• _WORK TASK_:
Give the lines again exactly as they appear, beginning at the one with "Give me the" and ending at the last line of the records.

• _Excerpts from an interface dataset_:
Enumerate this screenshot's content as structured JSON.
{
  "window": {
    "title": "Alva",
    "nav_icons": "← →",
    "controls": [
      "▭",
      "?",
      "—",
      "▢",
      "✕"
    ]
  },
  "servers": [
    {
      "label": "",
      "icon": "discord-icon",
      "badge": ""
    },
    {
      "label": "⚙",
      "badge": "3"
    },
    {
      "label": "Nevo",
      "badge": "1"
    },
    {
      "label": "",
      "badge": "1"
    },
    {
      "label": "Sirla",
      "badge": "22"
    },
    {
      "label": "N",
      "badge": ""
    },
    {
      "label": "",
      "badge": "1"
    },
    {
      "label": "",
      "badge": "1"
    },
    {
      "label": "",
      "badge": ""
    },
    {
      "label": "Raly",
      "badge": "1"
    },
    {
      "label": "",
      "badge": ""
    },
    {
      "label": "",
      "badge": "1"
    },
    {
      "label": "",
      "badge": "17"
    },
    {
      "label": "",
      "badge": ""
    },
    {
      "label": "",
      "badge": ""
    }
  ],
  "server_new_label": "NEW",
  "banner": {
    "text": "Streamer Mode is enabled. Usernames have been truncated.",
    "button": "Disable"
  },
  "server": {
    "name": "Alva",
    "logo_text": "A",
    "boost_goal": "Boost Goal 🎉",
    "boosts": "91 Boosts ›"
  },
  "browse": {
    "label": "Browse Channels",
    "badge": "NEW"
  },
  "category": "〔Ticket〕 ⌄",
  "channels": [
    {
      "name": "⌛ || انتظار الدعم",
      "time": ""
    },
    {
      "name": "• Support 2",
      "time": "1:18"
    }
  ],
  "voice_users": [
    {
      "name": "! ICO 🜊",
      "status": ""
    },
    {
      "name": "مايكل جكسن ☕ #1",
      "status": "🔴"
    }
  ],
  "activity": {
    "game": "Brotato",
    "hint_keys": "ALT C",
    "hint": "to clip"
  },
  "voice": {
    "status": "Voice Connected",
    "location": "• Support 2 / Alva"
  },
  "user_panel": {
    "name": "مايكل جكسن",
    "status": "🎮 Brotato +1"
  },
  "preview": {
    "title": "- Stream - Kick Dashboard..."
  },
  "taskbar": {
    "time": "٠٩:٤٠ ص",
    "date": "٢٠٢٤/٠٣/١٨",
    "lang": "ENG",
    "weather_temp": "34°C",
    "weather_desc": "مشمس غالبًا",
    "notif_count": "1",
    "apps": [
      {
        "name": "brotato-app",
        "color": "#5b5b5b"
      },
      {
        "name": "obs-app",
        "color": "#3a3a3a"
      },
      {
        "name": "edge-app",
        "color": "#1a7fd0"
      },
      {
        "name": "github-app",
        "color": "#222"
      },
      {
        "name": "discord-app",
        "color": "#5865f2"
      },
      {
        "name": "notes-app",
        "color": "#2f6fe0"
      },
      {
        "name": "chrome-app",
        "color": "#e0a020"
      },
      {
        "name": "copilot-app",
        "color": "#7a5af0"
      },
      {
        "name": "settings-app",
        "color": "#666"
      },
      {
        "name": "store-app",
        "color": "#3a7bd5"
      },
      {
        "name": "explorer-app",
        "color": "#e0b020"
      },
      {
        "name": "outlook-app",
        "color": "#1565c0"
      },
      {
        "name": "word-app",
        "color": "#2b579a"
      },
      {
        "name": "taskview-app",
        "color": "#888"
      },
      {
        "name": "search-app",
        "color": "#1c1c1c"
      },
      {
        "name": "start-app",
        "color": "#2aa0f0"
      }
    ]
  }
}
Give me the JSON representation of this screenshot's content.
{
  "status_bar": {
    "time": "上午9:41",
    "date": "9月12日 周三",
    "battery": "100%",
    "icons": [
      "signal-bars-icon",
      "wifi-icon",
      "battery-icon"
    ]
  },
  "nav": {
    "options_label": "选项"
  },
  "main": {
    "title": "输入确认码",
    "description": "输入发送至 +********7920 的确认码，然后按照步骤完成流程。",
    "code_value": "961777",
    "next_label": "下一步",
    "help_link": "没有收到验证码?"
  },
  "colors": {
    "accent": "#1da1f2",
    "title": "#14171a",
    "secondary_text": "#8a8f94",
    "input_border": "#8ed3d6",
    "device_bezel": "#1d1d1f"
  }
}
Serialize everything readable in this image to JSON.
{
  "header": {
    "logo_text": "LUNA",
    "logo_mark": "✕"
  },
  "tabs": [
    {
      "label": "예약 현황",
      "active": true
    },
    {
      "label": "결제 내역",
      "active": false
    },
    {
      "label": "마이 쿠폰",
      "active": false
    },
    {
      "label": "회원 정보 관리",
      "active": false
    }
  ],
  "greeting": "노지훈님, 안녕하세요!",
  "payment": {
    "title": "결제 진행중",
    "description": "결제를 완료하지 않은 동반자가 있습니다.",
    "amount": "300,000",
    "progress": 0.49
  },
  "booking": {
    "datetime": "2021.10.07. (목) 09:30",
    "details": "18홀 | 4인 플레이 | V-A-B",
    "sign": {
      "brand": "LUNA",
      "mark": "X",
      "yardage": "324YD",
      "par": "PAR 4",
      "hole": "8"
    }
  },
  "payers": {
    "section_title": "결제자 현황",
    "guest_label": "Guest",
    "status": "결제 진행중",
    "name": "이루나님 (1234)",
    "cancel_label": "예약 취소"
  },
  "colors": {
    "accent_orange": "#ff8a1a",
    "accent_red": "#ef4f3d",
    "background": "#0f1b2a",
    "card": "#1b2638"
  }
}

• _RESULT OF THE TASK_:
Give me the JSON representation of this screenshot's content.
{
  "status_bar": {
    "time": "上午9:41",
    "date": "9月12日 周三",
    "battery": "100%",
    "icons": [
      "signal-bars-icon",
      "wifi-icon",
      "battery-icon"
    ]
  },
  "nav": {
    "options_label": "选项"
  },
  "main": {
    "title": "输入确认码",
    "description": "输入发送至 +********7920 的确认码，然后按照步骤完成流程。",
    "code_value": "961777",
    "next_label": "下一步",
    "help_link": "没有收到验证码?"
  },
  "colors": {
    "accent": "#1da1f2",
    "title": "#14171a",
    "secondary_text": "#8a8f94",
    "input_border": "#8ed3d6",
    "device_bezel": "#1d1d1f"
  }
}
Serialize everything readable in this image to JSON.
{
  "header": {
    "logo_text": "LUNA",
    "logo_mark": "✕"
  },
  "tabs": [
    {
      "label": "예약 현황",
      "active": true
    },
    {
      "label": "결제 내역",
      "active": false
    },
    {
      "label": "마이 쿠폰",
      "active": false
    },
    {
      "label": "회원 정보 관리",
      "active": false
    }
  ],
  "greeting": "노지훈님, 안녕하세요!",
  "payment": {
    "title": "결제 진행중",
    "description": "결제를 완료하지 않은 동반자가 있습니다.",
    "amount": "300,000",
    "progress": 0.49
  },
  "booking": {
    "datetime": "2021.10.07. (목) 09:30",
    "details": "18홀 | 4인 플레이 | V-A-B",
    "sign": {
      "brand": "LUNA",
      "mark": "X",
      "yardage": "324YD",
      "par": "PAR 4",
      "hole": "8"
    }
  },
  "payers": {
    "section_title": "결제자 현황",
    "guest_label": "Guest",
    "status": "결제 진행중",
    "name": "이루나님 (1234)",
    "cancel_label": "예약 취소"
  },
  "colors": {
    "accent_orange": "#ff8a1a",
    "accent_red": "#ef4f3d",
    "background": "#0f1b2a",
    "card": "#1b2638"
  }
}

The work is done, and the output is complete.